By Laura Yecies
What would you do if the Internet simply couldn’t be secured?
If you believe all the threat reports/analysis/discoveries/warnings frenetically crossing the wires on an almost daily basis, it may seem like the hackers are winning despite over a decade of security innovation. The latest headlines have been enough to make even the most security conscious second-guess their security strategy.
Not that I agree with those gloom-and-doom reports, but I got to thinking…what if someday they were right? What if things deteriorated so badly that security was rendered totally ineffective against the bad guys?
What would you do?
The easy answer…you could unplug altogether. Extreme, but effective I guess.
More likely, you’d have to adapt. Just like people living in rough neighborhoods can’t simply hide indoors with gang wars raging on outside, you’d still probably use the Internet. But in a world with no online security, much of what you do on the ‘Net every day would have to change. You’d have to be extremely wary all the time.
First, you’d have to severely limit your activities to mitigate the risk of exposure.
You’d have to assume as soon as you plug in that squeaky clean brand-new PC, it would be compromised by hackers within seconds (true even today…port scans to random IP addresses can find a firewall-less PC in less than 8 seconds in our testing). So no personal files could be kept on the PC. Ever. You’d probably end up having two …a disposable PC for the Internet and a disconnected PC for any personal computing or storing anything remotely sensitive
Once surfing with the “dirty” PC, you’d have to take extra care to remain totally anonymous. No credit cards, no online banking, no stock trading etc. You couldn’t do anything involving information that could lead back to you in real life. Why is anonymity so critical?
Because the information you transmit over the Internet to bank, shop or conduct other sensitive transactions is the same information that make identity thieves thrive. Either they steal your credit card for immediate purchases or hack into your stock/bank account with your keylogger-captured username and password and transfer out all your funds, or they build a more complete profile of you and sell it in aggregate form on the Internet’s black market for as little as 50 cents. At that point, some unscrupulous identity thief has free reign over your life…s/he can open up new credit in your name, redirect your mail, turn off your utilities, travel in your name etc.
E-mail would remain possible, assuming you were willing to wade through thousands of spam mails a day, but you’d have to set up online e-mails using fake registration information (IE address, phone etc) and a pseudonym. Content would be limited to social and benign topics, because you’d have to assume everything you typed or sent was being read by someone. Same with gaming, social networking etc. You’d have to pretend to be someone else.
Your PC may even be rendered useless, riddled with spyware, adware (remember those pesky pop-ups you so rarely see these days??) and viruses. Hackers may even hold it for ransom. Bandwidth on the Net would be sucked up and traffic would slow to a crawl under the weight on all the DDoS attacks, spam, malicious downloads etc.

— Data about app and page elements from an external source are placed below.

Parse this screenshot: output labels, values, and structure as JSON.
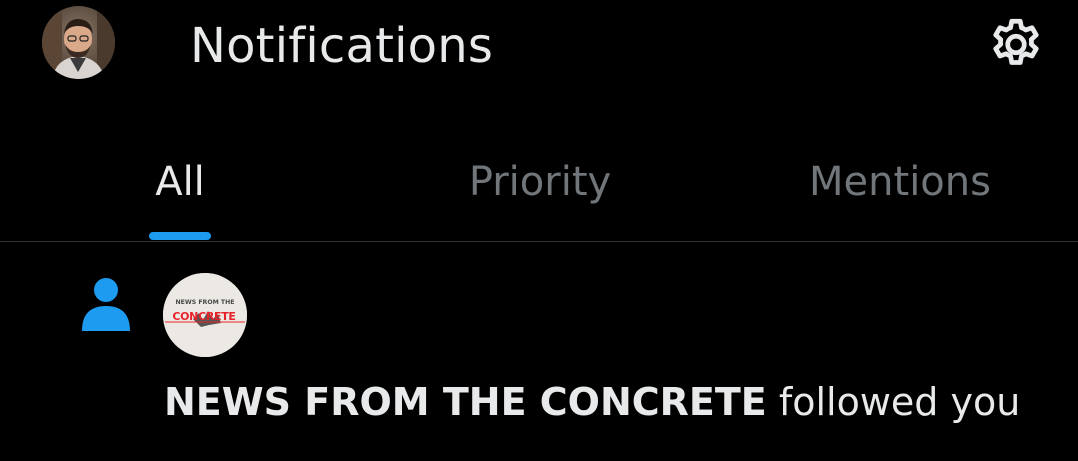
{
  "header": {
    "title": "Notifications",
    "avatar_icon": "user-profile-photo",
    "settings_icon": "gear-icon"
  },
  "tabs": [
    {
      "label": "All",
      "active": true
    },
    {
      "label": "Priority",
      "active": false
    },
    {
      "label": "Mentions",
      "active": false
    }
  ],
  "notifications": [
    {
      "type_icon": "person-icon",
      "actor_avatar_logo_text": "NEWS FROM THE CONCRETE",
      "actor": "NEWS FROM THE CONCRETE",
      "action": "followed you"
    }
  ],
  "colors": {
    "background": "#000000",
    "text_primary": "#e7e9ea",
    "text_secondary": "#71767b",
    "accent": "#1d9bf0",
    "divider": "#2f3336"
  }
}
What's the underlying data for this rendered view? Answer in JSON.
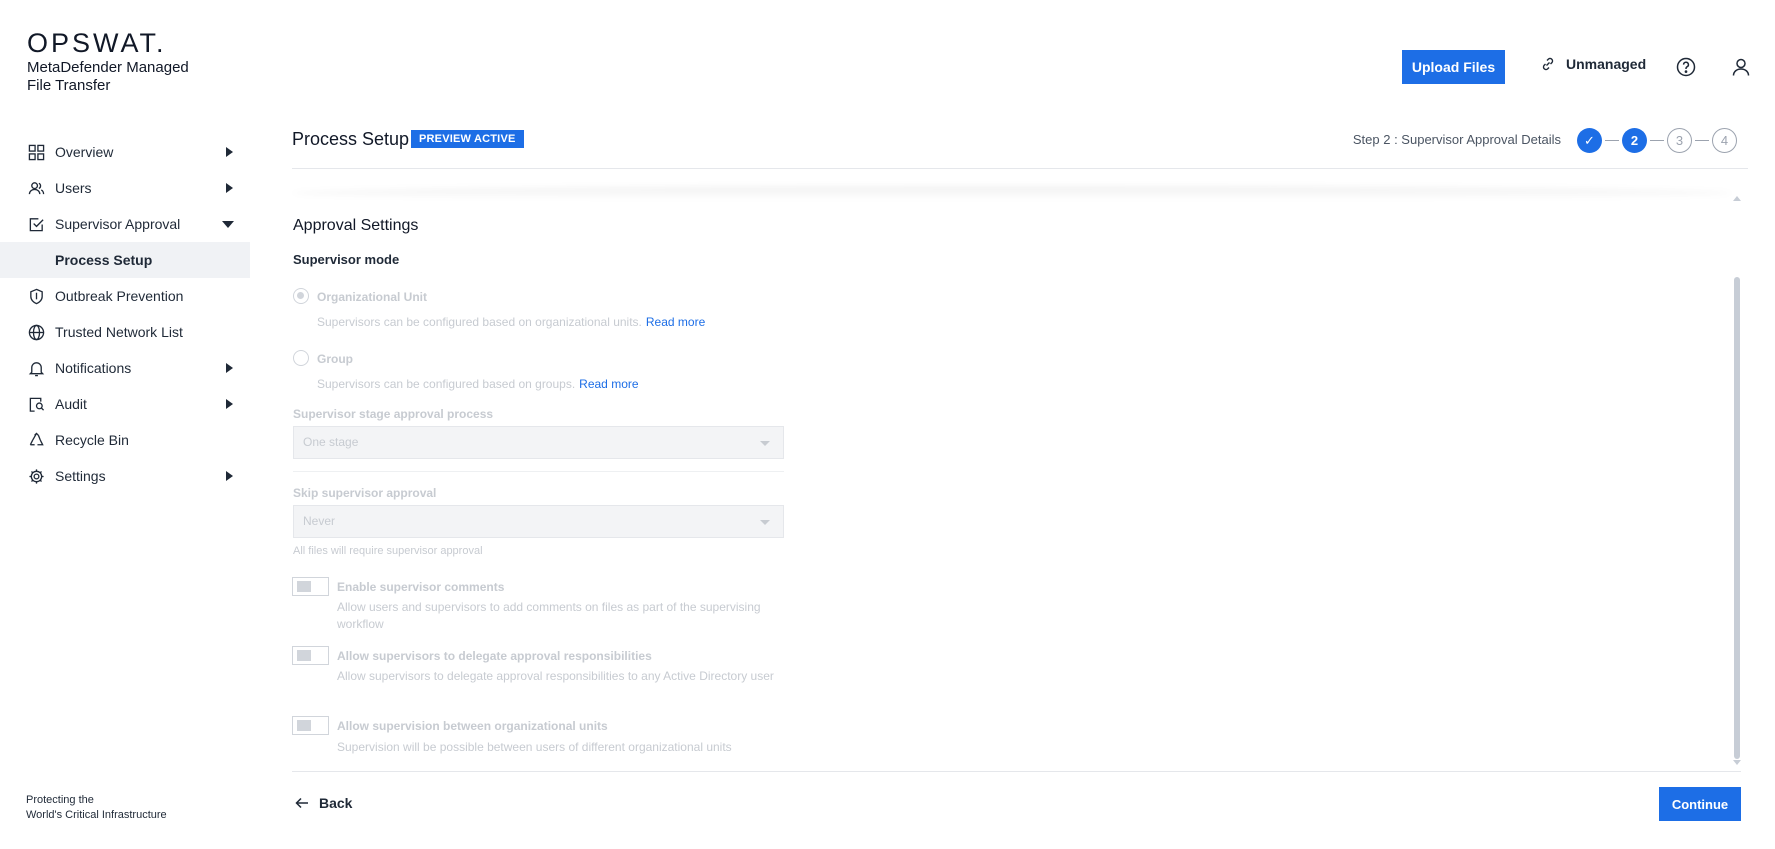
{
  "brand": {
    "logo": "OPSWAT.",
    "product": "MetaDefender Managed File Transfer",
    "tagline_line1": "Protecting the",
    "tagline_line2": "World's Critical Infrastructure"
  },
  "header": {
    "upload_label": "Upload Files",
    "unmanaged_label": "Unmanaged"
  },
  "sidebar": {
    "items": [
      {
        "label": "Overview",
        "icon": "grid-icon",
        "caret": "right"
      },
      {
        "label": "Users",
        "icon": "users-icon",
        "caret": "right"
      },
      {
        "label": "Supervisor Approval",
        "icon": "checkbox-icon",
        "caret": "down"
      },
      {
        "label": "Process Setup",
        "icon": "",
        "active": true
      },
      {
        "label": "Outbreak Prevention",
        "icon": "shield-icon"
      },
      {
        "label": "Trusted Network List",
        "icon": "globe-icon"
      },
      {
        "label": "Notifications",
        "icon": "bell-icon",
        "caret": "right"
      },
      {
        "label": "Audit",
        "icon": "audit-icon",
        "caret": "right"
      },
      {
        "label": "Recycle Bin",
        "icon": "recycle-icon"
      },
      {
        "label": "Settings",
        "icon": "gear-icon",
        "caret": "right"
      }
    ]
  },
  "page": {
    "title": "Process Setup",
    "badge": "PREVIEW ACTIVE",
    "step_label": "Step 2 : Supervisor Approval Details",
    "steps": [
      "✓",
      "2",
      "3",
      "4"
    ]
  },
  "settings": {
    "section_title": "Approval Settings",
    "supervisor_mode_label": "Supervisor mode",
    "org_unit": {
      "label": "Organizational Unit",
      "desc": "Supervisors can be configured based on organizational units.",
      "read_more": "Read more"
    },
    "group": {
      "label": "Group",
      "desc": "Supervisors can be configured based on groups.",
      "read_more": "Read more"
    },
    "stage_label": "Supervisor stage approval process",
    "stage_value": "One stage",
    "skip_label": "Skip supervisor approval",
    "skip_value": "Never",
    "skip_hint": "All files will require supervisor approval",
    "toggles": [
      {
        "label": "Enable supervisor comments",
        "desc": "Allow users and supervisors to add comments on files as part of the supervising workflow"
      },
      {
        "label": "Allow supervisors to delegate approval responsibilities",
        "desc": "Allow supervisors to delegate approval responsibilities to any Active Directory user"
      },
      {
        "label": "Allow supervision between organizational units",
        "desc": "Supervision will be possible between users of different organizational units"
      }
    ]
  },
  "footer": {
    "back_label": "Back",
    "continue_label": "Continue"
  },
  "colors": {
    "accent": "#1d6ee6",
    "disabled_text": "#c7cbd1"
  }
}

And this is just how insecurity on the ‘Net would affect your personal ‘Net life. The implications on corporations would be devastating, potentially grinding the economy to a standstill. Business communications over the Internet would have to be halted, so all of the productivity gains made in the past two decades would disappear overnight. Remember when your credit card was carbon-copy-swiped? The only way to know what hit your account was through the mailed monthly statements. You’d have to go to the bank to deposit your paycheck…no more direct deposit (and it would take days and days to access the money). Phone calls would cost dollars-per-minute instead of pennies, because VoIP networks would be rendered useless. Just the tip of the iceberg.
So, when you put it all into perspective, maybe things aren’t as bad today as some would have you think. Of course, everything isn’t so hunky-dory that you can run around ‘naked’ on the ‘Net, but with a few basic precautions, IE a little ‘Net smarts, a tough firewall, effective A/V+anti-spyware, and browser security, you can stay safe online.